Android fragmentation isn’t just annoying for users, it’s also bad for their security. If you want proof of this, then look no further than the following statistic: Roughly 95% of all iPhones are encrypted right now while only 2% of Android phones can say the same. The reason for this is simple: Google did not start mandating full-disk encryption on flagship devices until Android 6.0 Marshmallow, which still has a painfully low share of the Android smartphone market. As a result, the vast majority of Android devices in the world lack this crucial security protocol.
Here’s a graphic that shows how many Android phones and iPhones are encrypted:
That is obviously not good.
Google has pledged for years to improve Android’s fragmentation issues but so far it’s made little concrete progress in getting device manufacturers and carriers to get their devices upgraded in a timely fashion. Some recently discovered code in the first Android N developer preview suggests that Google has started to separate its mobile operating system into two pieces: The core OS and the user interface that OEMs modify to add their own apps and features.
Splitting these two components could theoretically allow Google to quickly push out important updates to the core OS while also letting OEMs push out changes to their own apps and overlays without worrying about how they will affect the platform’s overall functionality.

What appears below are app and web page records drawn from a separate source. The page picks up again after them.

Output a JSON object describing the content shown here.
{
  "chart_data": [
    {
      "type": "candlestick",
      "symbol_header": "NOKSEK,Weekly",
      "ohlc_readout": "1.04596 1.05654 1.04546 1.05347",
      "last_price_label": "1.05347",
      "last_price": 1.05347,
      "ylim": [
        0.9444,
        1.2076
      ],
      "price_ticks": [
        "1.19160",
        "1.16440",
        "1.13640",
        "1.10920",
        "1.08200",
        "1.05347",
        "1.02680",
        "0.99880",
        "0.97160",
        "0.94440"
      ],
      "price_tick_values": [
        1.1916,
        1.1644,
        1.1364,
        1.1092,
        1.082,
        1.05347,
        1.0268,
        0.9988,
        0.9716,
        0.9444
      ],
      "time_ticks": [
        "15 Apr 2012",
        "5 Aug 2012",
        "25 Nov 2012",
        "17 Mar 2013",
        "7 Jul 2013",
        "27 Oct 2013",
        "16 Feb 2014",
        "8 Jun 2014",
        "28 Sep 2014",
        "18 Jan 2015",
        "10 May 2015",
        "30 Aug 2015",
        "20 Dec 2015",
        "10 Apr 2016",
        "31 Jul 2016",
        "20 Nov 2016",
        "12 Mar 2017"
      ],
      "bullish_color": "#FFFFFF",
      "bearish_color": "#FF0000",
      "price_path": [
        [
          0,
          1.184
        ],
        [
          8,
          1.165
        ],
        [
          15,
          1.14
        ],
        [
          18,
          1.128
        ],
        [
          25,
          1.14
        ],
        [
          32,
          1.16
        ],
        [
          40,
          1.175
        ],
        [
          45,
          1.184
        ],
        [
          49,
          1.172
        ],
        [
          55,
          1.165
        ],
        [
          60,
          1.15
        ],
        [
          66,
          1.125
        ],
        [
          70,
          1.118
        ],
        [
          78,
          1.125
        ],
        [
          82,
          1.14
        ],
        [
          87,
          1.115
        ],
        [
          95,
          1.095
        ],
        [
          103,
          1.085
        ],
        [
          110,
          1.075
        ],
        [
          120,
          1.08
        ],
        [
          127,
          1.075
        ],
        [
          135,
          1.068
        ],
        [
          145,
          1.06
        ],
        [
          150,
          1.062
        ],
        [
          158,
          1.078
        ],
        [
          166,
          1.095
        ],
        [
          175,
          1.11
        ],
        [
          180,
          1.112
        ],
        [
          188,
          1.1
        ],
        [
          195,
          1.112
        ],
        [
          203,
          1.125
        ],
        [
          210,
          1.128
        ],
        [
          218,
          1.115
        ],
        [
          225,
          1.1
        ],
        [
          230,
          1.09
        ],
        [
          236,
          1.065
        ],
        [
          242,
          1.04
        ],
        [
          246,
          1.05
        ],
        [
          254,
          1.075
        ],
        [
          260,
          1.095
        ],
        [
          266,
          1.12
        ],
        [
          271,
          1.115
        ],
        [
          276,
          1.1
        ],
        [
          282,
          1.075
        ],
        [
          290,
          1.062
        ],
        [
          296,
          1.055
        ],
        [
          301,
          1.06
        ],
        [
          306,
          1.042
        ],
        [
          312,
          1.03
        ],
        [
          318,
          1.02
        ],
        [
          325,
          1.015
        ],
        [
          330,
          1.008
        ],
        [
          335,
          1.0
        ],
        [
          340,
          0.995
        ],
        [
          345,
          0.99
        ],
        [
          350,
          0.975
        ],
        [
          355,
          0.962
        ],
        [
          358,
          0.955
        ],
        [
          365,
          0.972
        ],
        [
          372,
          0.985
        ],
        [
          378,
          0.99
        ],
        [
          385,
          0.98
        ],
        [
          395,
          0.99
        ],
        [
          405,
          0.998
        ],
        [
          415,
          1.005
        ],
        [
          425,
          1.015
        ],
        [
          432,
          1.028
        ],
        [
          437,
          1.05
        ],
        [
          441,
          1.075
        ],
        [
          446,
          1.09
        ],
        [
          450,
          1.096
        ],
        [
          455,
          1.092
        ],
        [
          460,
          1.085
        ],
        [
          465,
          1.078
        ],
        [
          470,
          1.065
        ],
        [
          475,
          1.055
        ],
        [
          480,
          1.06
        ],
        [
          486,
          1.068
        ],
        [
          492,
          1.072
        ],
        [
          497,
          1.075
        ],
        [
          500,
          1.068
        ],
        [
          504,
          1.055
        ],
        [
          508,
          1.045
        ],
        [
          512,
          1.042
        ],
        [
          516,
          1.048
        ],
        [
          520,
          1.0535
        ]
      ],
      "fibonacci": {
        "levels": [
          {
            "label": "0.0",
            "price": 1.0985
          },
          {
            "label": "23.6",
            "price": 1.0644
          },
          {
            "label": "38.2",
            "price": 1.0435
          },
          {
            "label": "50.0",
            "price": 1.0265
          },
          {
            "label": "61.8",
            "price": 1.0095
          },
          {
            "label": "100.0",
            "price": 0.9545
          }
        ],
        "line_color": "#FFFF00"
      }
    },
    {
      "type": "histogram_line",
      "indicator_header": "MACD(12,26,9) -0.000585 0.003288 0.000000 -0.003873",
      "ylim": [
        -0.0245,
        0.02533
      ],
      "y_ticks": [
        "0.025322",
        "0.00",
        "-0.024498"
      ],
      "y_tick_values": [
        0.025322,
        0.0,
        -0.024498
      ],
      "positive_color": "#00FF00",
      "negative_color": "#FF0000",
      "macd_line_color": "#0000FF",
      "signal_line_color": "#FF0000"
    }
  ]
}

We’ll have to wait and see whether this change leads to a massive increase in the percentage of encrypted Android phones, however.